Step 1- Frequent Flyer Cards.
Benefit from sign up bonuses
Airline credit cards have excellent sign-up bonuses. (You can grab my cheat sheet of airline bonuses at the bottom of this post). The way the work is that the airline will set an amount of time (usually 3 months) and require you to spend a certain amount in that time (usually ~$3,000.) Once you do, you earn an exceptional amount of frequent flyer miles as your reward (usually ~50,000) . So, sign up for one of the credit cards, spend the necessary amount to reach, and watch the frequent flyer miles flow in.
Once you’ve earned the points
Please note that after the first year of having that credit card, there is typically an annual fee of around $100 to keep it. If you cancel the card, your points don’t go away (for most airlines). So, if having open credit cards worries you, you can cancel without losing your points.

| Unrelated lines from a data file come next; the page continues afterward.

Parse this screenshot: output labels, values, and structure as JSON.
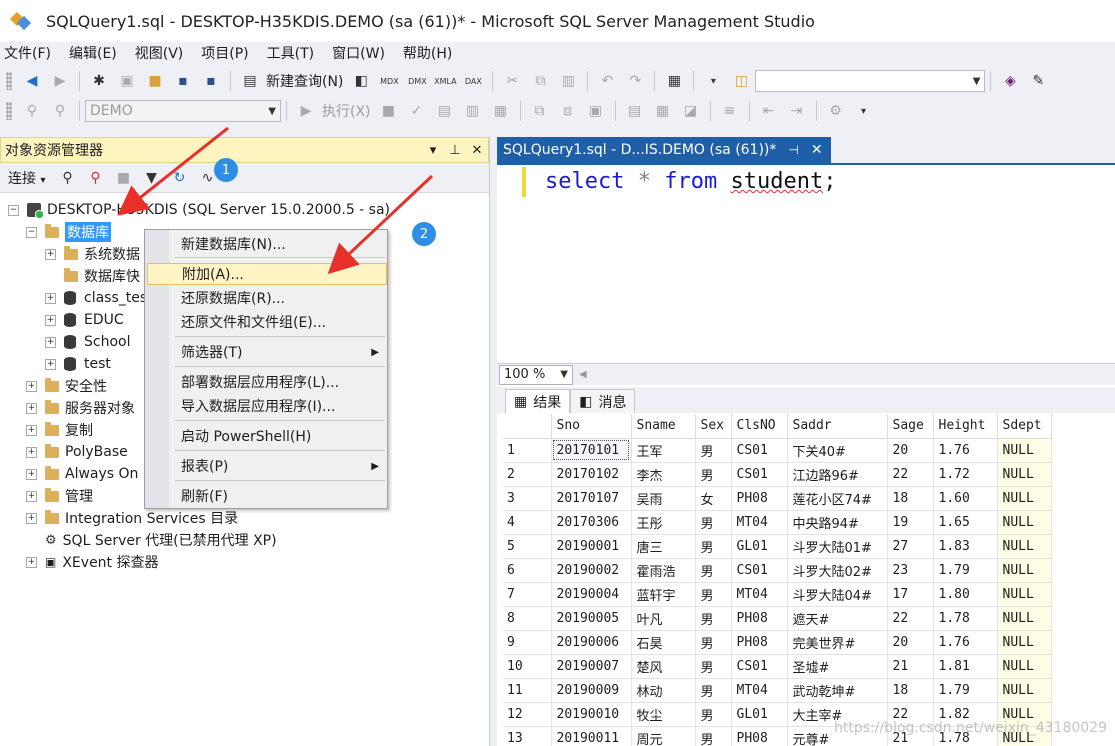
{
  "window": {
    "title": "SQLQuery1.sql - DESKTOP-H35KDIS.DEMO (sa (61))* - Microsoft SQL Server Management Studio"
  },
  "menu": [
    "文件(F)",
    "编辑(E)",
    "视图(V)",
    "项目(P)",
    "工具(T)",
    "窗口(W)",
    "帮助(H)"
  ],
  "toolbar": {
    "new_query_label": "新建查询(N)",
    "database_value": "DEMO",
    "execute_label": "执行(X)",
    "search_value": ""
  },
  "object_explorer": {
    "title": "对象资源管理器",
    "connect_label": "连接",
    "badge1": "1",
    "badge2": "2",
    "nodes": {
      "server": "DESKTOP-H35KDIS (SQL Server 15.0.2000.5 - sa)",
      "databases": "数据库",
      "system_db": "系统数据",
      "snapshots": "数据库快",
      "class_test": "class_tes",
      "educ": "EDUC",
      "school": "School",
      "test": "test",
      "security": "安全性",
      "server_objects": "服务器对象",
      "replication": "复制",
      "polybase": "PolyBase",
      "always_on": "Always On",
      "management": "管理",
      "integration": "Integration Services 目录",
      "agent": "SQL Server 代理(已禁用代理 XP)",
      "xevent": "XEvent 探查器"
    }
  },
  "context_menu": [
    "新建数据库(N)...",
    "附加(A)...",
    "还原数据库(R)...",
    "还原文件和文件组(E)...",
    "筛选器(T)",
    "部署数据层应用程序(L)...",
    "导入数据层应用程序(I)...",
    "启动 PowerShell(H)",
    "报表(P)",
    "刷新(F)"
  ],
  "editor": {
    "tab_title": "SQLQuery1.sql - D...IS.DEMO (sa (61))*",
    "code": {
      "kw1": "select",
      "op": " * ",
      "kw2": "from",
      "ident": "student",
      "end": ";"
    },
    "zoom": "100 %"
  },
  "results": {
    "tab_results": "结果",
    "tab_messages": "消息",
    "columns": [
      "",
      "Sno",
      "Sname",
      "Sex",
      "ClsNO",
      "Saddr",
      "Sage",
      "Height",
      "Sdept"
    ],
    "rows": [
      [
        "1",
        "20170101",
        "王军",
        "男",
        "CS01",
        "下关40#",
        "20",
        "1.76",
        "NULL"
      ],
      [
        "2",
        "20170102",
        "李杰",
        "男",
        "CS01",
        "江边路96#",
        "22",
        "1.72",
        "NULL"
      ],
      [
        "3",
        "20170107",
        "吴雨",
        "女",
        "PH08",
        "莲花小区74#",
        "18",
        "1.60",
        "NULL"
      ],
      [
        "4",
        "20170306",
        "王彤",
        "男",
        "MT04",
        "中央路94#",
        "19",
        "1.65",
        "NULL"
      ],
      [
        "5",
        "20190001",
        "唐三",
        "男",
        "GL01",
        "斗罗大陆01#",
        "27",
        "1.83",
        "NULL"
      ],
      [
        "6",
        "20190002",
        "霍雨浩",
        "男",
        "CS01",
        "斗罗大陆02#",
        "23",
        "1.79",
        "NULL"
      ],
      [
        "7",
        "20190004",
        "蓝轩宇",
        "男",
        "MT04",
        "斗罗大陆04#",
        "17",
        "1.80",
        "NULL"
      ],
      [
        "8",
        "20190005",
        "叶凡",
        "男",
        "PH08",
        "遮天#",
        "22",
        "1.78",
        "NULL"
      ],
      [
        "9",
        "20190006",
        "石昊",
        "男",
        "PH08",
        "完美世界#",
        "20",
        "1.76",
        "NULL"
      ],
      [
        "10",
        "20190007",
        "楚风",
        "男",
        "CS01",
        "圣墟#",
        "21",
        "1.81",
        "NULL"
      ],
      [
        "11",
        "20190009",
        "林动",
        "男",
        "MT04",
        "武动乾坤#",
        "18",
        "1.79",
        "NULL"
      ],
      [
        "12",
        "20190010",
        "牧尘",
        "男",
        "GL01",
        "大主宰#",
        "22",
        "1.82",
        "NULL"
      ],
      [
        "13",
        "20190011",
        "周元",
        "男",
        "PH08",
        "元尊#",
        "21",
        "1.78",
        "NULL"
      ]
    ]
  },
  "watermark": "https://blog.csdn.net/weixin_43180029"
}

Please also be sure to check into when your miles may expire, as that also could be of concern. I recommend keeping one or two of these credit cards and paying the annual fee because the cards do have great perks. Particularly appealing is the perk of no foreign transaction fees. This will be great for you when you do travel internationally with your beautiful new miles!
For example, I love my United Airlines credit card because of the great benefits it brings. Their sign up deal is this: spend $3,000 in the first 3 months of having the credit card, and you will earn 50,000 frequent flyer miles. As of this morning, I could get from New York City to Bangkok for 40,000 frequent flyer miles. Yes, I spent the $3,000 to get those miles, but since it was on my credit card, that’s money that I would have spent anyway. I spent it on groceries, taxis, the subway, happy hour, and utilities.
Now, if you’re reading this and thinking, “this is great in theory, but I don’t spend $1,000 a month in spending money. That’s over my budget.” Worry not! I am here to help. I too felt as you did once, where I was in college and didn’t have that much money per month. But don’t worry, there’s still a way that you can get your sign up bonus.
Step 2- Pay for your rent with your credit card.
If you’re lucky, your landlord may accept rent payment with a credit card. By doing this, you can build up to that minimum pretty quickly.
If your landlord does not accept credit cards, there are now online platforms that will process your rent payment with your credit card. Then, they send a check to your landlord. Please note that there are often processing fees associated with this kind of platform. However, I still think paying those fees are worth it.
For example, there is Rent Share with a 2.9% fee. Or, using Rad Pad, there’s a 3.49% fee. So, if your rent is $1500/month, you’ll pay about $52 extra for the website’s processing fee (~3%). This will bring your rent cost to $1,552/month. But! That gets you halfway to your goal just paying rent. You have 3 months of spending on other things to reach the minimum. Yeah, you basically just paid $50 for spring break in Ibiza.
Step 3- Travel internationally!
After three months, your frequent flyer miles will appear in your account and you’re ready to go travel internationally. I encourage you to keep your card because airline cards are great credit cards and a great way to build up credit in your 20s. But, use your own financial discretion.
Either way, you’re ready to go travel. If you’re in college or just starting out at a job and won’t be able to travel for a while, I recommend doing this now and with as many airlines as you can! Be careful with all those credit cards. But, it will feel excellent to have 150,000 frequent flyer miles sitting around for the next time you have the chance to travel but don’t have thousands of dollars to spend on tickets.